[EXTRACTED ENTRIES]

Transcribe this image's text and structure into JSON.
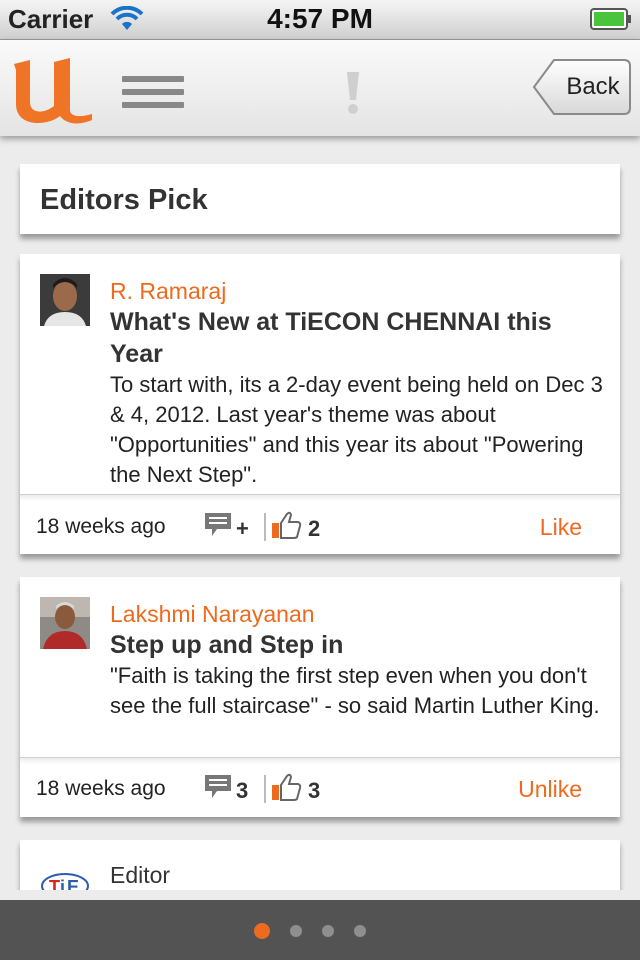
{
  "status_bar": {
    "carrier": "Carrier",
    "time": "4:57 PM"
  },
  "nav": {
    "logo_icon": "u-logo-icon",
    "menu_icon": "hamburger-menu-icon",
    "alert_icon": "exclamation-icon",
    "back_label": "Back"
  },
  "section": {
    "title": "Editors Pick"
  },
  "colors": {
    "accent": "#ee6a1e",
    "page_bar": "#535353",
    "background": "#ececec"
  },
  "posts": [
    {
      "author": "R. Ramaraj",
      "title": "What's New at TiECON CHENNAI this Year",
      "title_line1": "What's New at TiECON CHENNAI this",
      "title_line2": "Year",
      "body": "To start with, its a 2-day event being held on Dec 3 & 4, 2012. Last year's theme was about \"Opportunities\" and this year its about \"Powering the Next Step\".",
      "time_ago": "18 weeks ago",
      "comments": "+",
      "likes": "2",
      "like_action": "Like"
    },
    {
      "author": "Lakshmi Narayanan",
      "title": "Step up and Step in",
      "body": "\"Faith is taking the first step even when you don't see the full staircase\" - so said Martin Luther King.",
      "time_ago": "18 weeks ago",
      "comments": "3",
      "likes": "3",
      "like_action": "Unlike"
    },
    {
      "author": "Editor",
      "avatar_icon": "tie-logo-icon"
    }
  ],
  "page_control": {
    "pages": 4,
    "current": 1
  }
}
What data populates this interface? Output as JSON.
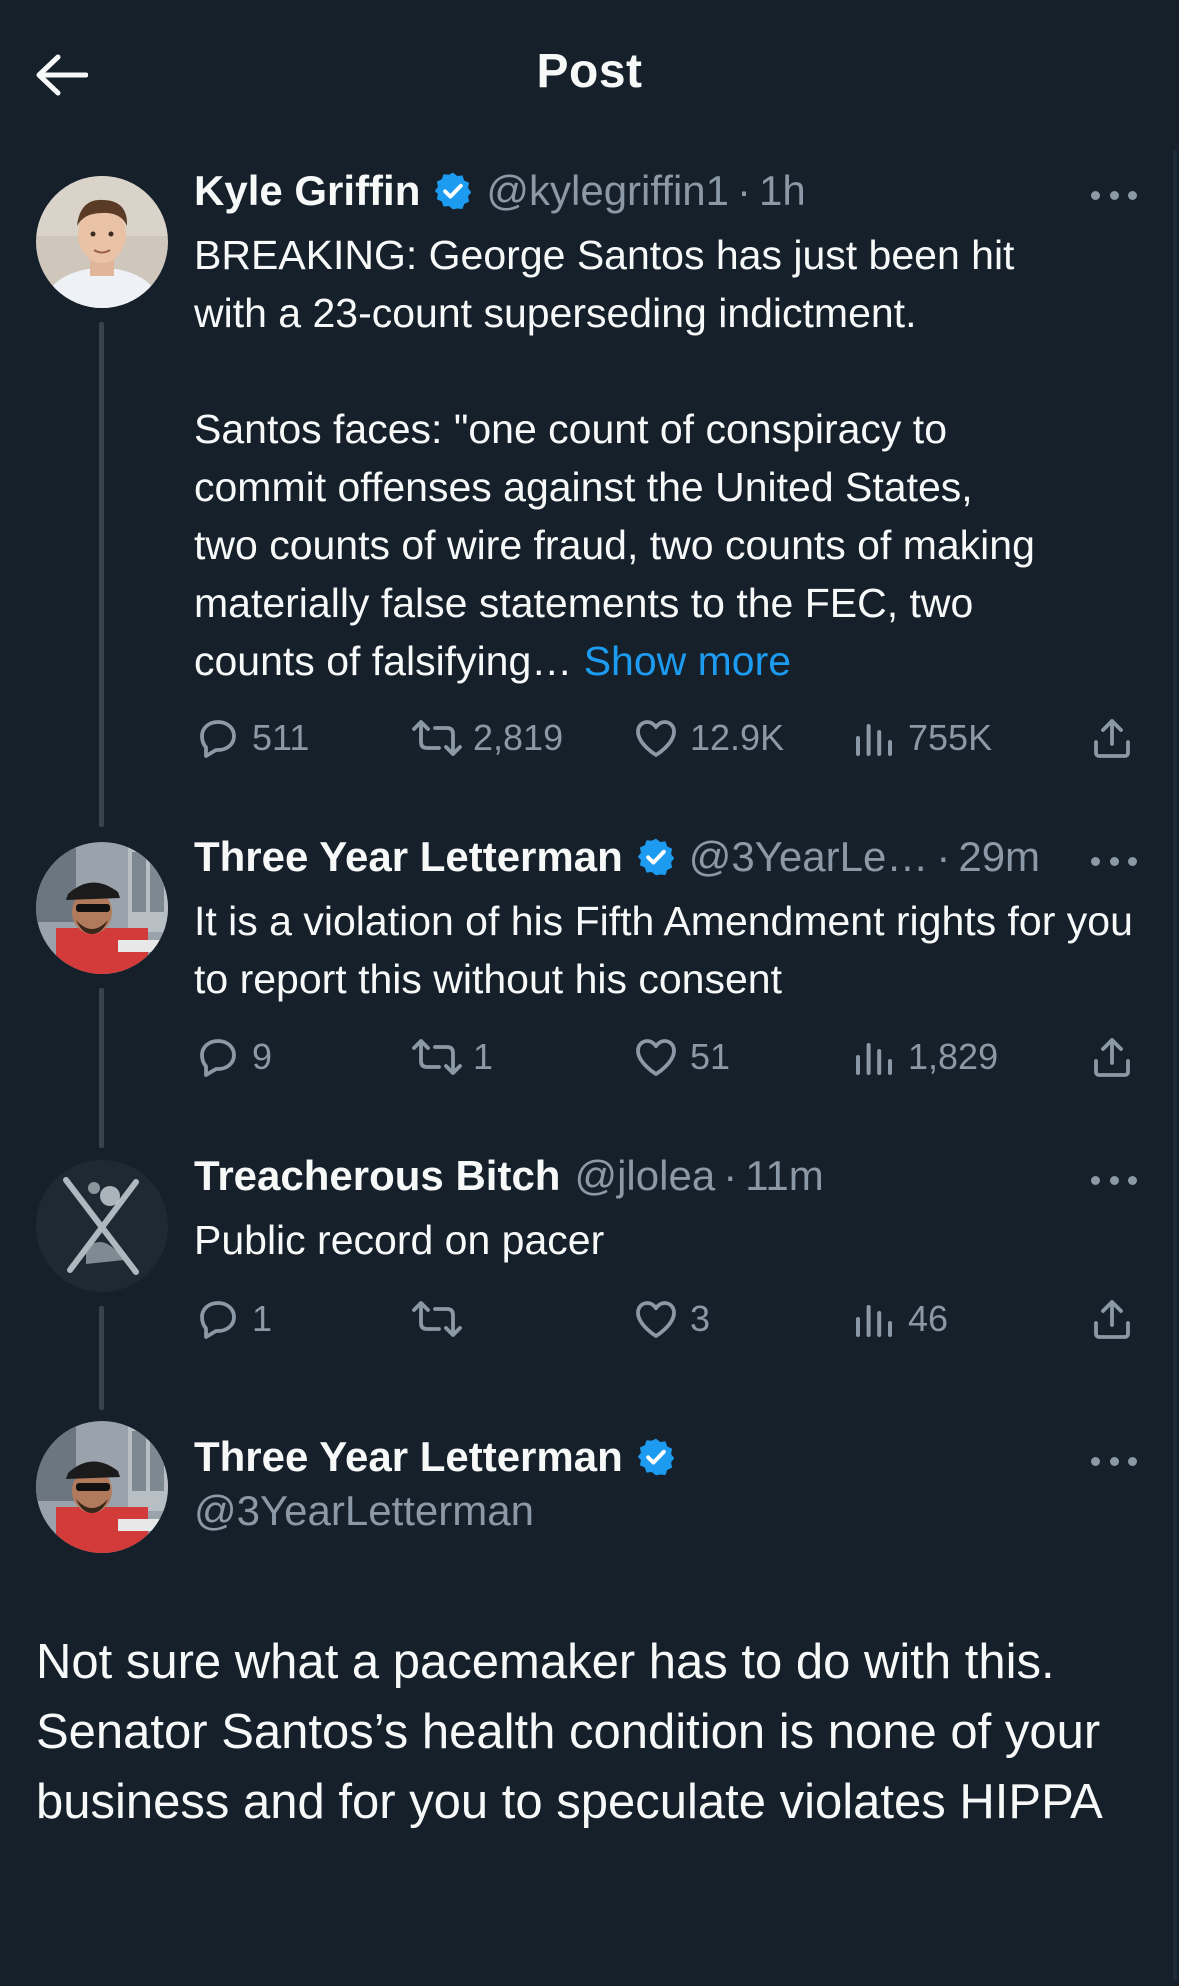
{
  "header": {
    "title": "Post"
  },
  "tweets": [
    {
      "name": "Kyle Griffin",
      "handle": "@kylegriffin1",
      "separator": "·",
      "time": "1h",
      "text": "BREAKING: George Santos has just been hit with a 23-count superseding indictment.\n\nSantos faces: \"one count of conspiracy to commit offenses against the United States, two counts of wire fraud, two counts of making materially false statements to the FEC, two counts of falsifying…",
      "show_more": " Show more",
      "replies": "511",
      "reposts": "2,819",
      "likes": "12.9K",
      "views": "755K"
    },
    {
      "name": "Three Year Letterman",
      "handle": "@3YearLe…",
      "separator": "·",
      "time": "29m",
      "text": "It is a violation of his Fifth Amendment rights for you to report this without his consent",
      "replies": "9",
      "reposts": "1",
      "likes": "51",
      "views": "1,829"
    },
    {
      "name": "Treacherous Bitch",
      "handle": "@jlolea",
      "separator": "·",
      "time": "11m",
      "text": "Public record on pacer",
      "replies": "1",
      "reposts": "",
      "likes": "3",
      "views": "46"
    }
  ],
  "main_post": {
    "name": "Three Year Letterman",
    "handle": "@3YearLetterman",
    "text": "Not sure what a pacemaker has to do with this. Senator Santos’s health condition is none of your business and for you to speculate violates HIPPA"
  },
  "colors": {
    "background": "#15202b",
    "text": "#f7f9f9",
    "secondary": "#8b98a5",
    "accent": "#1d9bf0",
    "thread_line": "#38444d"
  },
  "icons": [
    "back-arrow-icon",
    "verified-badge-icon",
    "more-icon",
    "reply-icon",
    "repost-icon",
    "like-icon",
    "views-icon",
    "share-icon"
  ]
}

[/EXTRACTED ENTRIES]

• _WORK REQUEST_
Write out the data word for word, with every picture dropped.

• _EXERCISE SOLUTION_
Transcribe this image's text and structure into JSON.
{
  "status_bar": {
    "carrier": "Carrier",
    "time": "4:57 PM"
  },
  "nav": {
    "logo_icon": "u-logo-icon",
    "menu_icon": "hamburger-menu-icon",
    "alert_icon": "exclamation-icon",
    "back_label": "Back"
  },
  "section": {
    "title": "Editors Pick"
  },
  "colors": {
    "accent": "#ee6a1e",
    "page_bar": "#535353",
    "background": "#ececec"
  },
  "posts": [
    {
      "author": "R. Ramaraj",
      "title": "What's New at TiECON CHENNAI this Year",
      "title_line1": "What's New at TiECON CHENNAI this",
      "title_line2": "Year",
      "body": "To start with, its a 2-day event being held on Dec 3 & 4, 2012. Last year's theme was about \"Opportunities\" and this year its about \"Powering the Next Step\".",
      "time_ago": "18 weeks ago",
      "comments": "+",
      "likes": "2",
      "like_action": "Like"
    },
    {
      "author": "Lakshmi Narayanan",
      "title": "Step up and Step in",
      "body": "\"Faith is taking the first step even when you don't see the full staircase\" - so said Martin Luther King.",
      "time_ago": "18 weeks ago",
      "comments": "3",
      "likes": "3",
      "like_action": "Unlike"
    },
    {
      "author": "Editor",
      "avatar_icon": "tie-logo-icon"
    }
  ],
  "page_control": {
    "pages": 4,
    "current": 1
  }
}
What data populates this interface? Output as JSON.
{
  "header": {
    "title": "Post"
  },
  "tweets": [
    {
      "name": "Kyle Griffin",
      "handle": "@kylegriffin1",
      "separator": "·",
      "time": "1h",
      "text": "BREAKING: George Santos has just been hit with a 23-count superseding indictment.\n\nSantos faces: \"one count of conspiracy to commit offenses against the United States, two counts of wire fraud, two counts of making materially false statements to the FEC, two counts of falsifying…",
      "show_more": " Show more",
      "replies": "511",
      "reposts": "2,819",
      "likes": "12.9K",
      "views": "755K"
    },
    {
      "name": "Three Year Letterman",
      "handle": "@3YearLe…",
      "separator": "·",
      "time": "29m",
      "text": "It is a violation of his Fifth Amendment rights for you to report this without his consent",
      "replies": "9",
      "reposts": "1",
      "likes": "51",
      "views": "1,829"
    },
    {
      "name": "Treacherous Bitch",
      "handle": "@jlolea",
      "separator": "·",
      "time": "11m",
      "text": "Public record on pacer",
      "replies": "1",
      "reposts": "",
      "likes": "3",
      "views": "46"
    }
  ],
  "main_post": {
    "name": "Three Year Letterman",
    "handle": "@3YearLetterman",
    "text": "Not sure what a pacemaker has to do with this. Senator Santos’s health condition is none of your business and for you to speculate violates HIPPA"
  },
  "colors": {
    "background": "#15202b",
    "text": "#f7f9f9",
    "secondary": "#8b98a5",
    "accent": "#1d9bf0",
    "thread_line": "#38444d"
  },
  "icons": [
    "back-arrow-icon",
    "verified-badge-icon",
    "more-icon",
    "reply-icon",
    "repost-icon",
    "like-icon",
    "views-icon",
    "share-icon"
  ]
}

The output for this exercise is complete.